◆ Required action ◆
Copy all the entries word for word, but omit the pictures.

··· Information ···

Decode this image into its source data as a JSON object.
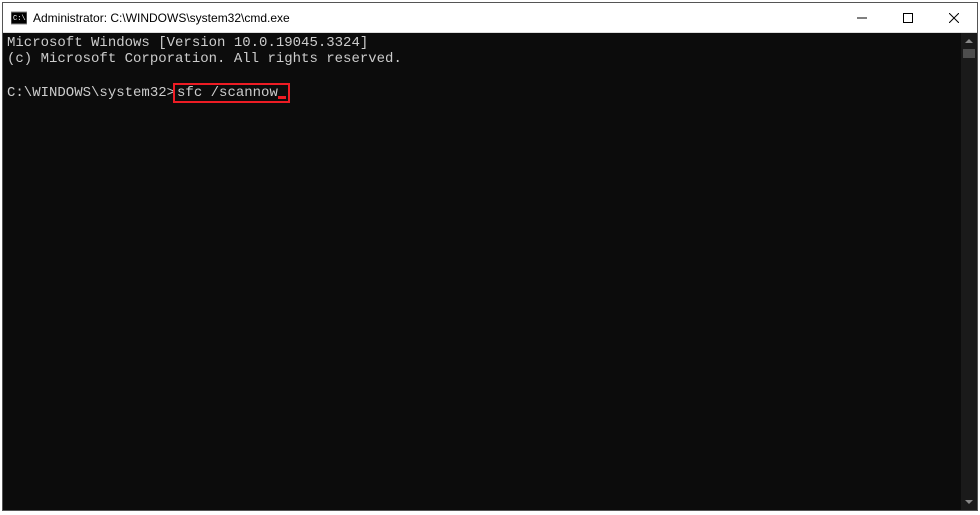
{
  "window": {
    "title": "Administrator: C:\\WINDOWS\\system32\\cmd.exe"
  },
  "console": {
    "line1": "Microsoft Windows [Version 10.0.19045.3324]",
    "line2": "(c) Microsoft Corporation. All rights reserved.",
    "prompt": "C:\\WINDOWS\\system32>",
    "command": "sfc /scannow"
  },
  "highlight": {
    "color": "#ed1c24"
  }
}
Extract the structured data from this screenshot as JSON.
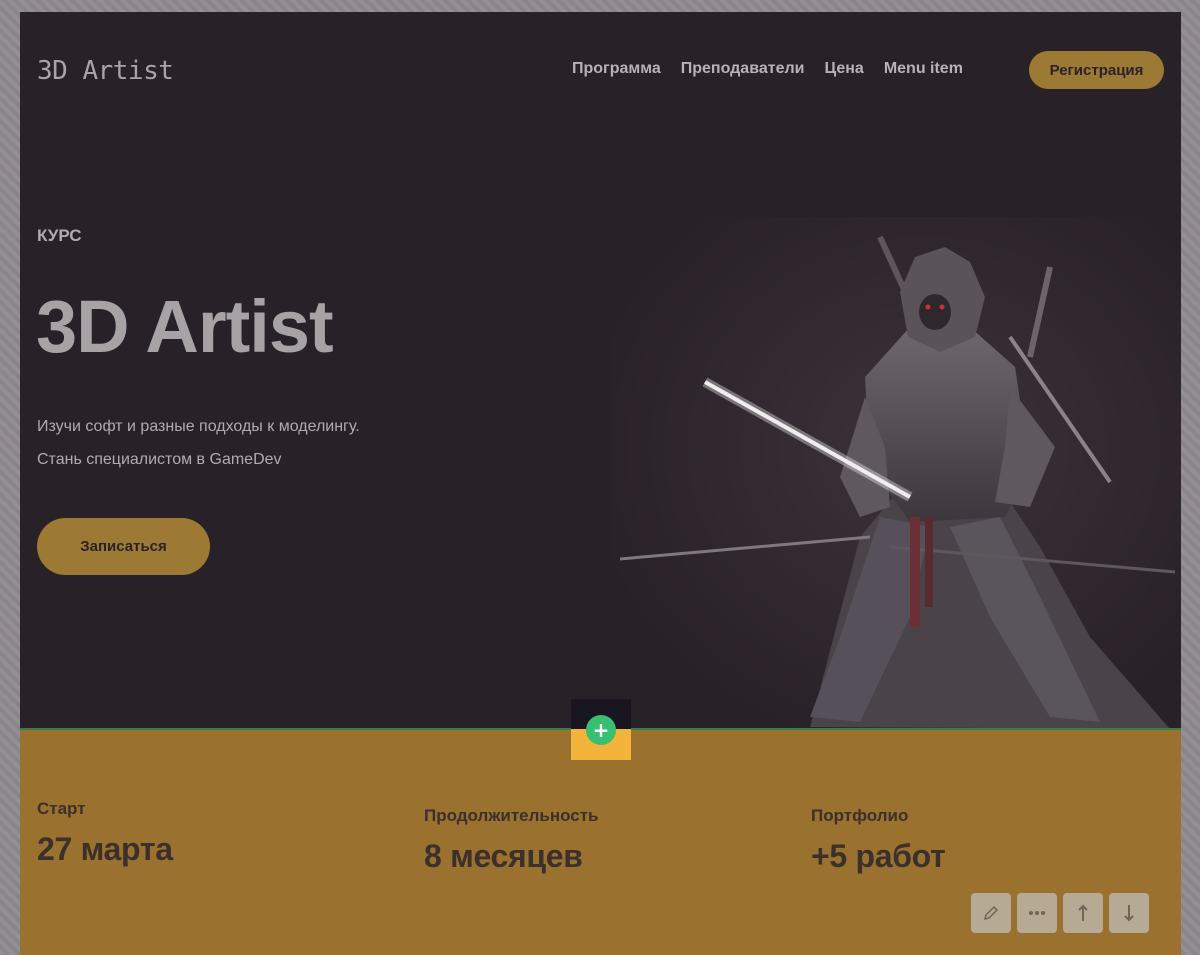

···

◆ Answer below ◆
Decode this image into its source data as a JSON object.
{
  "window": {
    "title": "Administrator: C:\\WINDOWS\\system32\\cmd.exe"
  },
  "console": {
    "line1": "Microsoft Windows [Version 10.0.19045.3324]",
    "line2": "(c) Microsoft Corporation. All rights reserved.",
    "prompt": "C:\\WINDOWS\\system32>",
    "command": "sfc /scannow"
  },
  "highlight": {
    "color": "#ed1c24"
  }
}
Extract the structured data from this screenshot as JSON.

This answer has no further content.